Website and app data records

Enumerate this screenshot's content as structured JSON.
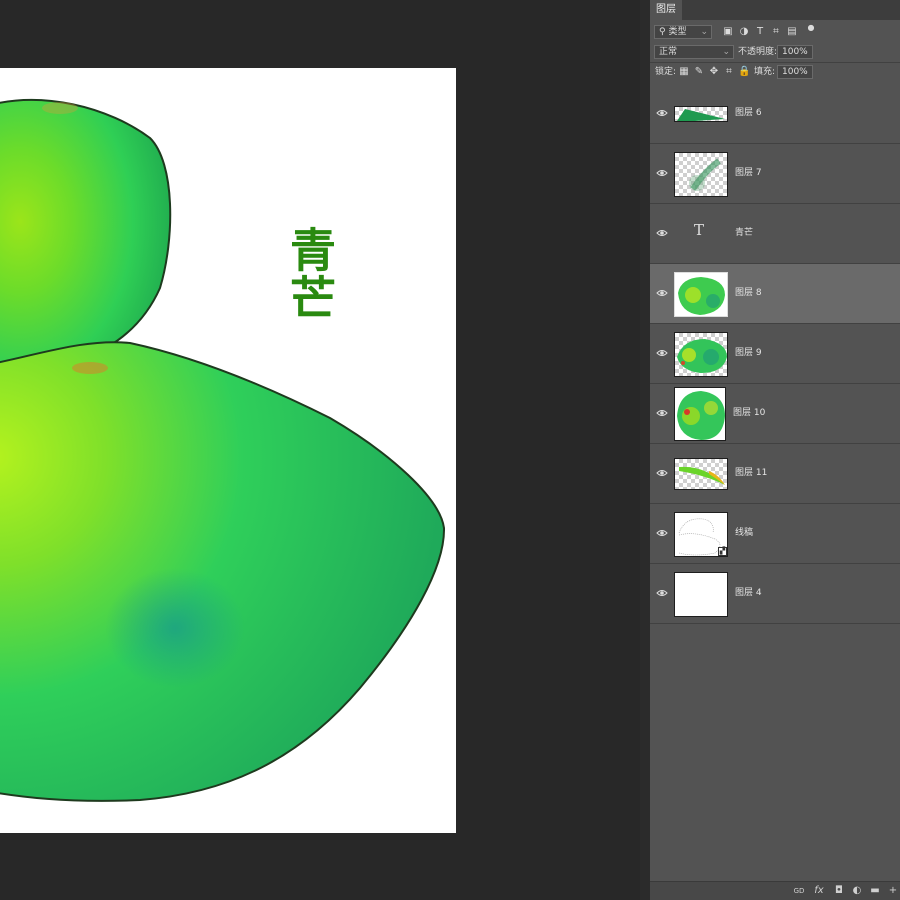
{
  "canvas": {
    "vertical_text": "青芒"
  },
  "panel": {
    "tab_label": "图层",
    "filter": {
      "search_icon": "search-icon",
      "kind_label": "类型",
      "icons": [
        "pixel-filter-icon",
        "adjustment-filter-icon",
        "type-filter-icon",
        "shape-filter-icon",
        "smart-object-filter-icon",
        "filter-toggle-icon"
      ]
    },
    "blend": {
      "mode": "正常",
      "opacity_label": "不透明度:",
      "opacity_value": "100%"
    },
    "lock": {
      "label": "锁定:",
      "icons": [
        "lock-transparency-icon",
        "lock-pixels-icon",
        "lock-position-icon",
        "lock-artboard-icon",
        "lock-all-icon"
      ],
      "fill_label": "填充:",
      "fill_value": "100%"
    },
    "layers": [
      {
        "name": "图层 6",
        "kind": "pixel-transparent",
        "selected": false
      },
      {
        "name": "图层 7",
        "kind": "pixel-transparent",
        "selected": false
      },
      {
        "name": "青芒",
        "kind": "type",
        "selected": false
      },
      {
        "name": "图层 8",
        "kind": "pixel",
        "selected": true
      },
      {
        "name": "图层 9",
        "kind": "pixel-transparent",
        "selected": false
      },
      {
        "name": "图层 10",
        "kind": "pixel",
        "selected": false
      },
      {
        "name": "图层 11",
        "kind": "pixel-transparent",
        "selected": false
      },
      {
        "name": "线稿",
        "kind": "smart-object",
        "selected": false
      },
      {
        "name": "图层 4",
        "kind": "pixel-white",
        "selected": false
      }
    ],
    "footer_icons": [
      "link-layers-icon",
      "layer-style-icon",
      "add-mask-icon",
      "new-adjustment-icon",
      "new-group-icon",
      "new-layer-icon"
    ],
    "footer_glyphs": [
      "GD",
      "fx",
      "◘",
      "◐",
      "▬",
      "+"
    ],
    "colors": {
      "panel_bg": "#535353",
      "selected_row": "#6a6a6a",
      "workspace": "#282828",
      "text_accent": "#2a8a10"
    }
  }
}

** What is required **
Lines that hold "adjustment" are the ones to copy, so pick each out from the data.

** Result **
        "adjustment-filter-icon",
      "new-adjustment-icon",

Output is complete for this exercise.